Britain takes Falkland’s seabed dispute to UN
by Alan Harten
May 13, 2009
On Monday the United Kingdom placed a claim on the area around the Falkland Islands with the United Nations, in an effort to secure the oil, gas, and mineral reserves of the seabed area.
This is expected to spur a fight with Argentina, which feels the area belongs to its government, specifically the area around the Falkland Islands, the South Sandwich Islands, and South Georgia which is approximately 1.2 million sq km according to the National Oceanography Centre.
Argentina has also issued a claim to the UN for the tract of seabed.
The UK Government claims it owns the land, without a doubt, and has written the claim details in a 63 page document that can be accessed soon on the official UN website.
This precisely defines the area the UK hopes to secure with UN approval.
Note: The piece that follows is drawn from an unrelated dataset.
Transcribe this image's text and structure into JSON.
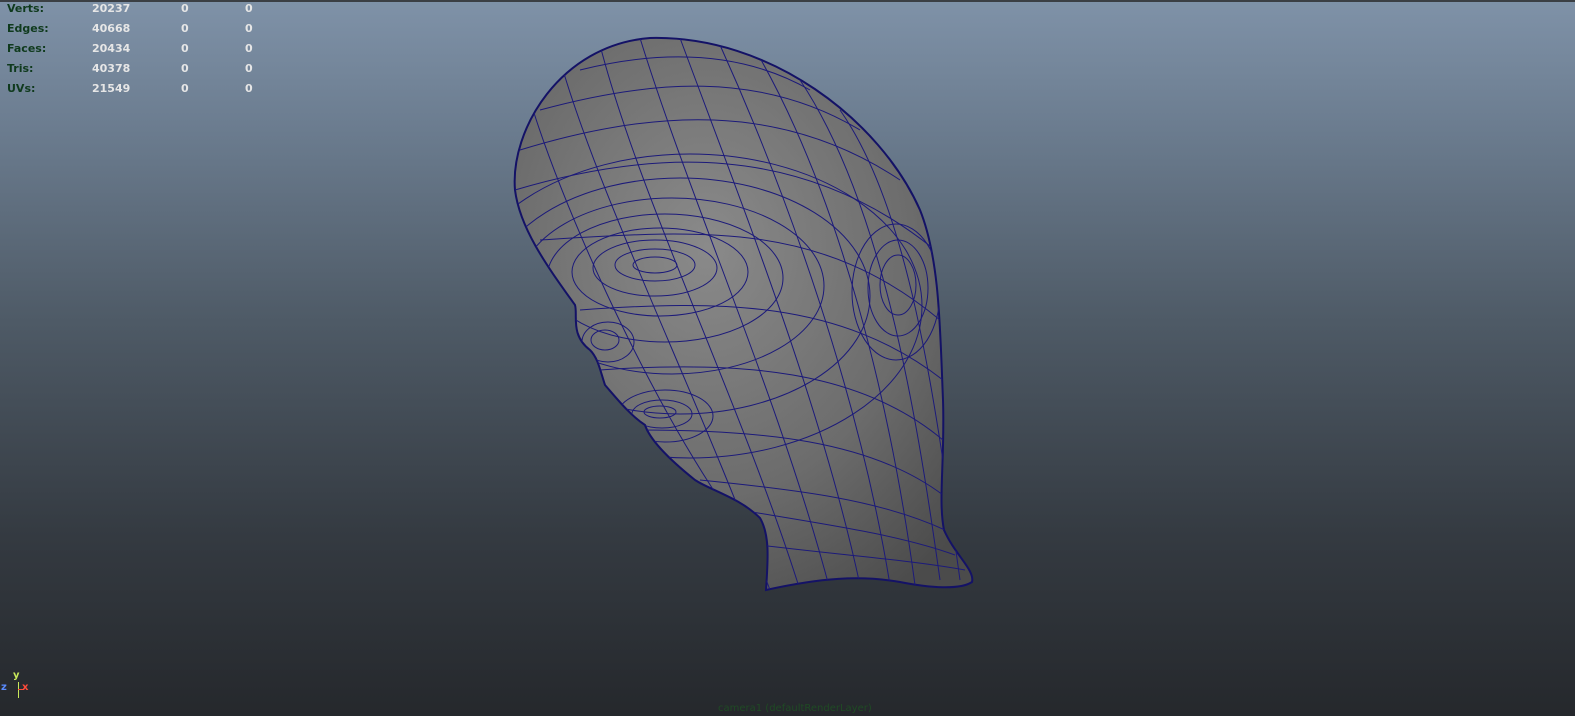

The UN rules of convention allow states to seek control of ocean bed areas that are past the 200 mile nautical limit through 350 miles of nautical areas offshore.
However, the distance can get complicated when countries start to measure the slope of the ocean and the depth of the ocean in order to get the exact figures, which can delay a claim.
Many of the results of these claims heard by the UN are actually age old boundary line debates that extend into which country has the right to the precious minerals, gas, and oil reserves.
Currently, France and Canada are also fighting over seabed areas as well.
Although many environmental groups such as Greenpeace deny the process of seabed claims for minerals as strategic colonial land disputes, there is heavy weight on a country to claim land before it is exploited by another country and many states across the globe have seabed claims disputed at the UN convention.
Britain is also involved in a seabed claim regarding the Bay of Biscay, for a 31,000 sq mile part of the ocean floor, in a shared submission with France, Spain, and Ireland.
Discuss this in the Fair Home Forums
Related posts to "Britain takes Falkland’s seabed dispute to UN":
- Battle for Arctic oil and sea lanes looms
- Scotland will fill oil wells with carbon waste
- Russia sends troops to secure Arctic oil rights
No Comments »
No comments yet.
Leave a comment
Previous: « Flooding pollutes Britain’s top beaches
Next: Alaska gold company huge pollution fine »
Visited 1910 times, 2 so far today